The main onion dome, which measures 20 feet across and 10.5 feet high, and two smaller ones which will sit aside it on the church roof, are being topped by Byzantine crosses to create one of the most conspicuous church structures in the county.


"People coming from that way will get a good long view of it," said John Kanuk, 70, chairman of the building committee, as he pointed east toward a long stretch of Lincoln Way East.

Several church members stood in Wednesday's late morning heat to watch the crane and workers gingerly set the giant dome onto the roof. They watched again as the cross was placed atop it.

Maria Khalifa, 19, was shooting the operation with a video camera.

"I'm very happy," she said. "This is something my parents dreamed about ever since they came to Chambersburg 30 years ago. This is really a dream come true for them."

The church started in Franklin County five years ago. For the first two years it met in the basement of Khalifa's parents. Nagib Khalifa, a Chambersburg physician, and his wife, Mona, have worked hard to bring an Orthodox church in the community, Kanuk said.

Three years ago the services were moved to a storefront on U.S. 11 north of Chambersburg.

The Eastern Orthodox Church traces its history back to the time of Jesus and his apostles, said the Rev. Theodore Pulcini of Carlisle, pastor of St. Mary.

The congregation has 25 families, many of whom have children, Pulcini said.

"Altogether we're about 55 souls," he said.

He said land for the church was donated by H.M. Himelfarb.

The church also received several large anonymous donations from individuals in the community, Kanuk said.

"We're a small congregation. Obviously we couldn't do it ourselves," Pulcini said.

John Tocci, a local stained-glass artist, has offered to build stained-glass windows for the church at cost, Kanuk said.

Orthodox churches make extensive use of icons - religious paintings of Jesus and the saints. St. Mary will be no exception.

Mona Khalafi said the altar will be flanked by icons with Jesus on the right and Mary and the Christ child on the left.
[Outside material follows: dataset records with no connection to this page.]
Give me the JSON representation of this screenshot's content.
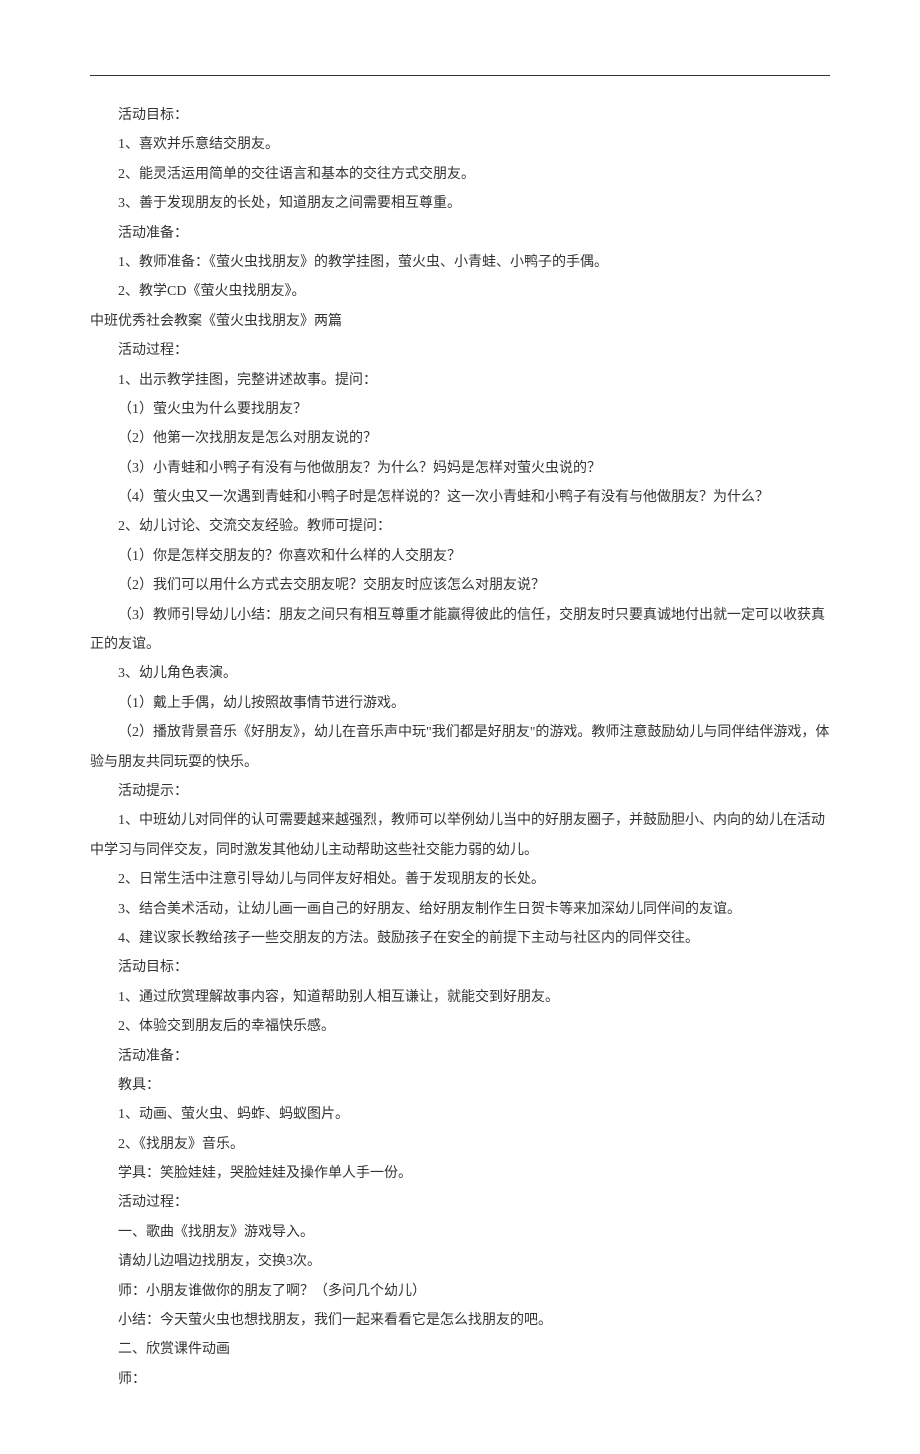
{
  "lines": [
    {
      "text": "活动目标：",
      "indent": true
    },
    {
      "text": "1、喜欢并乐意结交朋友。",
      "indent": true
    },
    {
      "text": "2、能灵活运用简单的交往语言和基本的交往方式交朋友。",
      "indent": true
    },
    {
      "text": "3、善于发现朋友的长处，知道朋友之间需要相互尊重。",
      "indent": true
    },
    {
      "text": "活动准备：",
      "indent": true
    },
    {
      "text": "1、教师准备：《萤火虫找朋友》的教学挂图，萤火虫、小青蛙、小鸭子的手偶。",
      "indent": true
    },
    {
      "text": "2、教学CD《萤火虫找朋友》。",
      "indent": true
    },
    {
      "text": "中班优秀社会教案《萤火虫找朋友》两篇",
      "indent": false
    },
    {
      "text": "活动过程：",
      "indent": true
    },
    {
      "text": "1、出示教学挂图，完整讲述故事。提问：",
      "indent": true
    },
    {
      "text": "（1）萤火虫为什么要找朋友？",
      "indent": true
    },
    {
      "text": "（2）他第一次找朋友是怎么对朋友说的？",
      "indent": true
    },
    {
      "text": "（3）小青蛙和小鸭子有没有与他做朋友？为什么？妈妈是怎样对萤火虫说的？",
      "indent": true
    },
    {
      "text": "（4）萤火虫又一次遇到青蛙和小鸭子时是怎样说的？这一次小青蛙和小鸭子有没有与他做朋友？为什么？",
      "indent": true
    },
    {
      "text": "2、幼儿讨论、交流交友经验。教师可提问：",
      "indent": true
    },
    {
      "text": "（1）你是怎样交朋友的？你喜欢和什么样的人交朋友？",
      "indent": true
    },
    {
      "text": "（2）我们可以用什么方式去交朋友呢？交朋友时应该怎么对朋友说？",
      "indent": true
    },
    {
      "text": "（3）教师引导幼儿小结：朋友之间只有相互尊重才能赢得彼此的信任，交朋友时只要真诚地付出就一定可以收获真正的友谊。",
      "indent": true
    },
    {
      "text": "3、幼儿角色表演。",
      "indent": true
    },
    {
      "text": "（1）戴上手偶，幼儿按照故事情节进行游戏。",
      "indent": true
    },
    {
      "text": "（2）播放背景音乐《好朋友》，幼儿在音乐声中玩\"我们都是好朋友\"的游戏。教师注意鼓励幼儿与同伴结伴游戏，体验与朋友共同玩耍的快乐。",
      "indent": true
    },
    {
      "text": "活动提示：",
      "indent": true
    },
    {
      "text": "1、中班幼儿对同伴的认可需要越来越强烈，教师可以举例幼儿当中的好朋友圈子，并鼓励胆小、内向的幼儿在活动中学习与同伴交友，同时激发其他幼儿主动帮助这些社交能力弱的幼儿。",
      "indent": true
    },
    {
      "text": "2、日常生活中注意引导幼儿与同伴友好相处。善于发现朋友的长处。",
      "indent": true
    },
    {
      "text": "3、结合美术活动，让幼儿画一画自己的好朋友、给好朋友制作生日贺卡等来加深幼儿同伴间的友谊。",
      "indent": true
    },
    {
      "text": "4、建议家长教给孩子一些交朋友的方法。鼓励孩子在安全的前提下主动与社区内的同伴交往。",
      "indent": true
    },
    {
      "text": "活动目标：",
      "indent": true
    },
    {
      "text": "1、通过欣赏理解故事内容，知道帮助别人相互谦让，就能交到好朋友。",
      "indent": true
    },
    {
      "text": "2、体验交到朋友后的幸福快乐感。",
      "indent": true
    },
    {
      "text": "活动准备：",
      "indent": true
    },
    {
      "text": "教具：",
      "indent": true
    },
    {
      "text": "1、动画、萤火虫、蚂蚱、蚂蚁图片。",
      "indent": true
    },
    {
      "text": "2、《找朋友》音乐。",
      "indent": true
    },
    {
      "text": "学具：笑脸娃娃，哭脸娃娃及操作单人手一份。",
      "indent": true
    },
    {
      "text": "活动过程：",
      "indent": true
    },
    {
      "text": "一、歌曲《找朋友》游戏导入。",
      "indent": true
    },
    {
      "text": "请幼儿边唱边找朋友，交换3次。",
      "indent": true
    },
    {
      "text": "师：小朋友谁做你的朋友了啊？（多问几个幼儿）",
      "indent": true
    },
    {
      "text": "小结：今天萤火虫也想找朋友，我们一起来看看它是怎么找朋友的吧。",
      "indent": true
    },
    {
      "text": "二、欣赏课件动画",
      "indent": true
    },
    {
      "text": "师：",
      "indent": true
    }
  ]
}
Two angels will stand in the back along with icons of St. John the Baptist and St. Menas, an Egyptian saint who lived in the fourth century, she said.

The new church will have a social room, kitchen, pastor's office, classroom, nursery and an occasional-use room, Kanuk said.

The sign out front will say that it's a pan-Orthodox church. "Every ethnic nationality will be welcome," Pulcini said. "We'll have Slavs, Serbians, Greeks, Russians, Arabs and converts," he said.

"I grew up in a Russian Orthodox Church and I never knew what anyone was talking about," Kanuk said. "This church will be in English."

The Herald-Mail Articles